Your assignment> Repeat each entry exactly and drop the pictures.

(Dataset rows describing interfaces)
***
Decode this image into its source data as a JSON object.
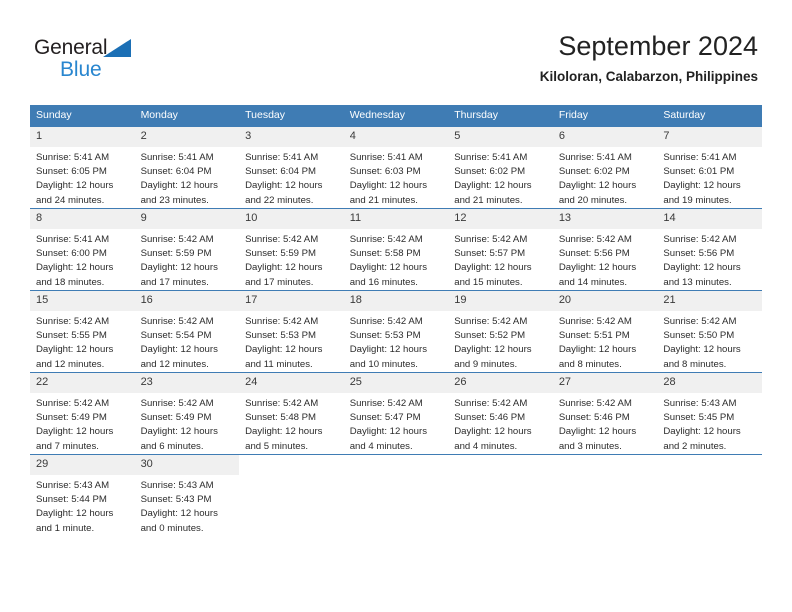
{
  "brand": {
    "name_top": "General",
    "name_bottom": "Blue",
    "triangle_color": "#1b6fb5",
    "top_color": "#231f20",
    "bottom_color": "#2986cf"
  },
  "header": {
    "title": "September 2024",
    "subtitle": "Kiloloran, Calabarzon, Philippines"
  },
  "theme": {
    "header_bg": "#3f7cb4",
    "header_text": "#ffffff",
    "daynum_bg": "#f0f0f0",
    "body_text": "#2c2c2c"
  },
  "weekdays": [
    "Sunday",
    "Monday",
    "Tuesday",
    "Wednesday",
    "Thursday",
    "Friday",
    "Saturday"
  ],
  "weeks": [
    [
      {
        "day": "1",
        "sunrise": "Sunrise: 5:41 AM",
        "sunset": "Sunset: 6:05 PM",
        "daylight1": "Daylight: 12 hours",
        "daylight2": "and 24 minutes."
      },
      {
        "day": "2",
        "sunrise": "Sunrise: 5:41 AM",
        "sunset": "Sunset: 6:04 PM",
        "daylight1": "Daylight: 12 hours",
        "daylight2": "and 23 minutes."
      },
      {
        "day": "3",
        "sunrise": "Sunrise: 5:41 AM",
        "sunset": "Sunset: 6:04 PM",
        "daylight1": "Daylight: 12 hours",
        "daylight2": "and 22 minutes."
      },
      {
        "day": "4",
        "sunrise": "Sunrise: 5:41 AM",
        "sunset": "Sunset: 6:03 PM",
        "daylight1": "Daylight: 12 hours",
        "daylight2": "and 21 minutes."
      },
      {
        "day": "5",
        "sunrise": "Sunrise: 5:41 AM",
        "sunset": "Sunset: 6:02 PM",
        "daylight1": "Daylight: 12 hours",
        "daylight2": "and 21 minutes."
      },
      {
        "day": "6",
        "sunrise": "Sunrise: 5:41 AM",
        "sunset": "Sunset: 6:02 PM",
        "daylight1": "Daylight: 12 hours",
        "daylight2": "and 20 minutes."
      },
      {
        "day": "7",
        "sunrise": "Sunrise: 5:41 AM",
        "sunset": "Sunset: 6:01 PM",
        "daylight1": "Daylight: 12 hours",
        "daylight2": "and 19 minutes."
      }
    ],
    [
      {
        "day": "8",
        "sunrise": "Sunrise: 5:41 AM",
        "sunset": "Sunset: 6:00 PM",
        "daylight1": "Daylight: 12 hours",
        "daylight2": "and 18 minutes."
      },
      {
        "day": "9",
        "sunrise": "Sunrise: 5:42 AM",
        "sunset": "Sunset: 5:59 PM",
        "daylight1": "Daylight: 12 hours",
        "daylight2": "and 17 minutes."
      },
      {
        "day": "10",
        "sunrise": "Sunrise: 5:42 AM",
        "sunset": "Sunset: 5:59 PM",
        "daylight1": "Daylight: 12 hours",
        "daylight2": "and 17 minutes."
      },
      {
        "day": "11",
        "sunrise": "Sunrise: 5:42 AM",
        "sunset": "Sunset: 5:58 PM",
        "daylight1": "Daylight: 12 hours",
        "daylight2": "and 16 minutes."
      },
      {
        "day": "12",
        "sunrise": "Sunrise: 5:42 AM",
        "sunset": "Sunset: 5:57 PM",
        "daylight1": "Daylight: 12 hours",
        "daylight2": "and 15 minutes."
      },
      {
        "day": "13",
        "sunrise": "Sunrise: 5:42 AM",
        "sunset": "Sunset: 5:56 PM",
        "daylight1": "Daylight: 12 hours",
        "daylight2": "and 14 minutes."
      },
      {
        "day": "14",
        "sunrise": "Sunrise: 5:42 AM",
        "sunset": "Sunset: 5:56 PM",
        "daylight1": "Daylight: 12 hours",
        "daylight2": "and 13 minutes."
      }
    ],
    [
      {
        "day": "15",
        "sunrise": "Sunrise: 5:42 AM",
        "sunset": "Sunset: 5:55 PM",
        "daylight1": "Daylight: 12 hours",
        "daylight2": "and 12 minutes."
      },
      {
        "day": "16",
        "sunrise": "Sunrise: 5:42 AM",
        "sunset": "Sunset: 5:54 PM",
        "daylight1": "Daylight: 12 hours",
        "daylight2": "and 12 minutes."
      },
      {
        "day": "17",
        "sunrise": "Sunrise: 5:42 AM",
        "sunset": "Sunset: 5:53 PM",
        "daylight1": "Daylight: 12 hours",
        "daylight2": "and 11 minutes."
      },
      {
        "day": "18",
        "sunrise": "Sunrise: 5:42 AM",
        "sunset": "Sunset: 5:53 PM",
        "daylight1": "Daylight: 12 hours",
        "daylight2": "and 10 minutes."
      },
      {
        "day": "19",
        "sunrise": "Sunrise: 5:42 AM",
        "sunset": "Sunset: 5:52 PM",
        "daylight1": "Daylight: 12 hours",
        "daylight2": "and 9 minutes."
      },
      {
        "day": "20",
        "sunrise": "Sunrise: 5:42 AM",
        "sunset": "Sunset: 5:51 PM",
        "daylight1": "Daylight: 12 hours",
        "daylight2": "and 8 minutes."
      },
      {
        "day": "21",
        "sunrise": "Sunrise: 5:42 AM",
        "sunset": "Sunset: 5:50 PM",
        "daylight1": "Daylight: 12 hours",
        "daylight2": "and 8 minutes."
      }
    ],
    [
      {
        "day": "22",
        "sunrise": "Sunrise: 5:42 AM",
        "sunset": "Sunset: 5:49 PM",
        "daylight1": "Daylight: 12 hours",
        "daylight2": "and 7 minutes."
      },
      {
        "day": "23",
        "sunrise": "Sunrise: 5:42 AM",
        "sunset": "Sunset: 5:49 PM",
        "daylight1": "Daylight: 12 hours",
        "daylight2": "and 6 minutes."
      },
      {
        "day": "24",
        "sunrise": "Sunrise: 5:42 AM",
        "sunset": "Sunset: 5:48 PM",
        "daylight1": "Daylight: 12 hours",
        "daylight2": "and 5 minutes."
      },
      {
        "day": "25",
        "sunrise": "Sunrise: 5:42 AM",
        "sunset": "Sunset: 5:47 PM",
        "daylight1": "Daylight: 12 hours",
        "daylight2": "and 4 minutes."
      },
      {
        "day": "26",
        "sunrise": "Sunrise: 5:42 AM",
        "sunset": "Sunset: 5:46 PM",
        "daylight1": "Daylight: 12 hours",
        "daylight2": "and 4 minutes."
      },
      {
        "day": "27",
        "sunrise": "Sunrise: 5:42 AM",
        "sunset": "Sunset: 5:46 PM",
        "daylight1": "Daylight: 12 hours",
        "daylight2": "and 3 minutes."
      },
      {
        "day": "28",
        "sunrise": "Sunrise: 5:43 AM",
        "sunset": "Sunset: 5:45 PM",
        "daylight1": "Daylight: 12 hours",
        "daylight2": "and 2 minutes."
      }
    ],
    [
      {
        "day": "29",
        "sunrise": "Sunrise: 5:43 AM",
        "sunset": "Sunset: 5:44 PM",
        "daylight1": "Daylight: 12 hours",
        "daylight2": "and 1 minute."
      },
      {
        "day": "30",
        "sunrise": "Sunrise: 5:43 AM",
        "sunset": "Sunset: 5:43 PM",
        "daylight1": "Daylight: 12 hours",
        "daylight2": "and 0 minutes."
      },
      {
        "day": "",
        "sunrise": "",
        "sunset": "",
        "daylight1": "",
        "daylight2": ""
      },
      {
        "day": "",
        "sunrise": "",
        "sunset": "",
        "daylight1": "",
        "daylight2": ""
      },
      {
        "day": "",
        "sunrise": "",
        "sunset": "",
        "daylight1": "",
        "daylight2": ""
      },
      {
        "day": "",
        "sunrise": "",
        "sunset": "",
        "daylight1": "",
        "daylight2": ""
      },
      {
        "day": "",
        "sunrise": "",
        "sunset": "",
        "daylight1": "",
        "daylight2": ""
      }
    ]
  ]
}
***
Answer area>
Decode this image into its source data as a JSON object.
{
  "brand": {
    "name_top": "General",
    "name_bottom": "Blue",
    "triangle_color": "#1b6fb5",
    "top_color": "#231f20",
    "bottom_color": "#2986cf"
  },
  "header": {
    "title": "September 2024",
    "subtitle": "Kiloloran, Calabarzon, Philippines"
  },
  "theme": {
    "header_bg": "#3f7cb4",
    "header_text": "#ffffff",
    "daynum_bg": "#f0f0f0",
    "body_text": "#2c2c2c"
  },
  "weekdays": [
    "Sunday",
    "Monday",
    "Tuesday",
    "Wednesday",
    "Thursday",
    "Friday",
    "Saturday"
  ],
  "weeks": [
    [
      {
        "day": "1",
        "sunrise": "Sunrise: 5:41 AM",
        "sunset": "Sunset: 6:05 PM",
        "daylight1": "Daylight: 12 hours",
        "daylight2": "and 24 minutes."
      },
      {
        "day": "2",
        "sunrise": "Sunrise: 5:41 AM",
        "sunset": "Sunset: 6:04 PM",
        "daylight1": "Daylight: 12 hours",
        "daylight2": "and 23 minutes."
      },
      {
        "day": "3",
        "sunrise": "Sunrise: 5:41 AM",
        "sunset": "Sunset: 6:04 PM",
        "daylight1": "Daylight: 12 hours",
        "daylight2": "and 22 minutes."
      },
      {
        "day": "4",
        "sunrise": "Sunrise: 5:41 AM",
        "sunset": "Sunset: 6:03 PM",
        "daylight1": "Daylight: 12 hours",
        "daylight2": "and 21 minutes."
      },
      {
        "day": "5",
        "sunrise": "Sunrise: 5:41 AM",
        "sunset": "Sunset: 6:02 PM",
        "daylight1": "Daylight: 12 hours",
        "daylight2": "and 21 minutes."
      },
      {
        "day": "6",
        "sunrise": "Sunrise: 5:41 AM",
        "sunset": "Sunset: 6:02 PM",
        "daylight1": "Daylight: 12 hours",
        "daylight2": "and 20 minutes."
      },
      {
        "day": "7",
        "sunrise": "Sunrise: 5:41 AM",
        "sunset": "Sunset: 6:01 PM",
        "daylight1": "Daylight: 12 hours",
        "daylight2": "and 19 minutes."
      }
    ],
    [
      {
        "day": "8",
        "sunrise": "Sunrise: 5:41 AM",
        "sunset": "Sunset: 6:00 PM",
        "daylight1": "Daylight: 12 hours",
        "daylight2": "and 18 minutes."
      },
      {
        "day": "9",
        "sunrise": "Sunrise: 5:42 AM",
        "sunset": "Sunset: 5:59 PM",
        "daylight1": "Daylight: 12 hours",
        "daylight2": "and 17 minutes."
      },
      {
        "day": "10",
        "sunrise": "Sunrise: 5:42 AM",
        "sunset": "Sunset: 5:59 PM",
        "daylight1": "Daylight: 12 hours",
        "daylight2": "and 17 minutes."
      },
      {
        "day": "11",
        "sunrise": "Sunrise: 5:42 AM",
        "sunset": "Sunset: 5:58 PM",
        "daylight1": "Daylight: 12 hours",
        "daylight2": "and 16 minutes."
      },
      {
        "day": "12",
        "sunrise": "Sunrise: 5:42 AM",
        "sunset": "Sunset: 5:57 PM",
        "daylight1": "Daylight: 12 hours",
        "daylight2": "and 15 minutes."
      },
      {
        "day": "13",
        "sunrise": "Sunrise: 5:42 AM",
        "sunset": "Sunset: 5:56 PM",
        "daylight1": "Daylight: 12 hours",
        "daylight2": "and 14 minutes."
      },
      {
        "day": "14",
        "sunrise": "Sunrise: 5:42 AM",
        "sunset": "Sunset: 5:56 PM",
        "daylight1": "Daylight: 12 hours",
        "daylight2": "and 13 minutes."
      }
    ],
    [
      {
        "day": "15",
        "sunrise": "Sunrise: 5:42 AM",
        "sunset": "Sunset: 5:55 PM",
        "daylight1": "Daylight: 12 hours",
        "daylight2": "and 12 minutes."
      },
      {
        "day": "16",
        "sunrise": "Sunrise: 5:42 AM",
        "sunset": "Sunset: 5:54 PM",
        "daylight1": "Daylight: 12 hours",
        "daylight2": "and 12 minutes."
      },
      {
        "day": "17",
        "sunrise": "Sunrise: 5:42 AM",
        "sunset": "Sunset: 5:53 PM",
        "daylight1": "Daylight: 12 hours",
        "daylight2": "and 11 minutes."
      },
      {
        "day": "18",
        "sunrise": "Sunrise: 5:42 AM",
        "sunset": "Sunset: 5:53 PM",
        "daylight1": "Daylight: 12 hours",
        "daylight2": "and 10 minutes."
      },
      {
        "day": "19",
        "sunrise": "Sunrise: 5:42 AM",
        "sunset": "Sunset: 5:52 PM",
        "daylight1": "Daylight: 12 hours",
        "daylight2": "and 9 minutes."
      },
      {
        "day": "20",
        "sunrise": "Sunrise: 5:42 AM",
        "sunset": "Sunset: 5:51 PM",
        "daylight1": "Daylight: 12 hours",
        "daylight2": "and 8 minutes."
      },
      {
        "day": "21",
        "sunrise": "Sunrise: 5:42 AM",
        "sunset": "Sunset: 5:50 PM",
        "daylight1": "Daylight: 12 hours",
        "daylight2": "and 8 minutes."
      }
    ],
    [
      {
        "day": "22",
        "sunrise": "Sunrise: 5:42 AM",
        "sunset": "Sunset: 5:49 PM",
        "daylight1": "Daylight: 12 hours",
        "daylight2": "and 7 minutes."
      },
      {
        "day": "23",
        "sunrise": "Sunrise: 5:42 AM",
        "sunset": "Sunset: 5:49 PM",
        "daylight1": "Daylight: 12 hours",
        "daylight2": "and 6 minutes."
      },
      {
        "day": "24",
        "sunrise": "Sunrise: 5:42 AM",
        "sunset": "Sunset: 5:48 PM",
        "daylight1": "Daylight: 12 hours",
        "daylight2": "and 5 minutes."
      },
      {
        "day": "25",
        "sunrise": "Sunrise: 5:42 AM",
        "sunset": "Sunset: 5:47 PM",
        "daylight1": "Daylight: 12 hours",
        "daylight2": "and 4 minutes."
      },
      {
        "day": "26",
        "sunrise": "Sunrise: 5:42 AM",
        "sunset": "Sunset: 5:46 PM",
        "daylight1": "Daylight: 12 hours",
        "daylight2": "and 4 minutes."
      },
      {
        "day": "27",
        "sunrise": "Sunrise: 5:42 AM",
        "sunset": "Sunset: 5:46 PM",
        "daylight1": "Daylight: 12 hours",
        "daylight2": "and 3 minutes."
      },
      {
        "day": "28",
        "sunrise": "Sunrise: 5:43 AM",
        "sunset": "Sunset: 5:45 PM",
        "daylight1": "Daylight: 12 hours",
        "daylight2": "and 2 minutes."
      }
    ],
    [
      {
        "day": "29",
        "sunrise": "Sunrise: 5:43 AM",
        "sunset": "Sunset: 5:44 PM",
        "daylight1": "Daylight: 12 hours",
        "daylight2": "and 1 minute."
      },
      {
        "day": "30",
        "sunrise": "Sunrise: 5:43 AM",
        "sunset": "Sunset: 5:43 PM",
        "daylight1": "Daylight: 12 hours",
        "daylight2": "and 0 minutes."
      },
      {
        "day": "",
        "sunrise": "",
        "sunset": "",
        "daylight1": "",
        "daylight2": ""
      },
      {
        "day": "",
        "sunrise": "",
        "sunset": "",
        "daylight1": "",
        "daylight2": ""
      },
      {
        "day": "",
        "sunrise": "",
        "sunset": "",
        "daylight1": "",
        "daylight2": ""
      },
      {
        "day": "",
        "sunrise": "",
        "sunset": "",
        "daylight1": "",
        "daylight2": ""
      },
      {
        "day": "",
        "sunrise": "",
        "sunset": "",
        "daylight1": "",
        "daylight2": ""
      }
    ]
  ]
}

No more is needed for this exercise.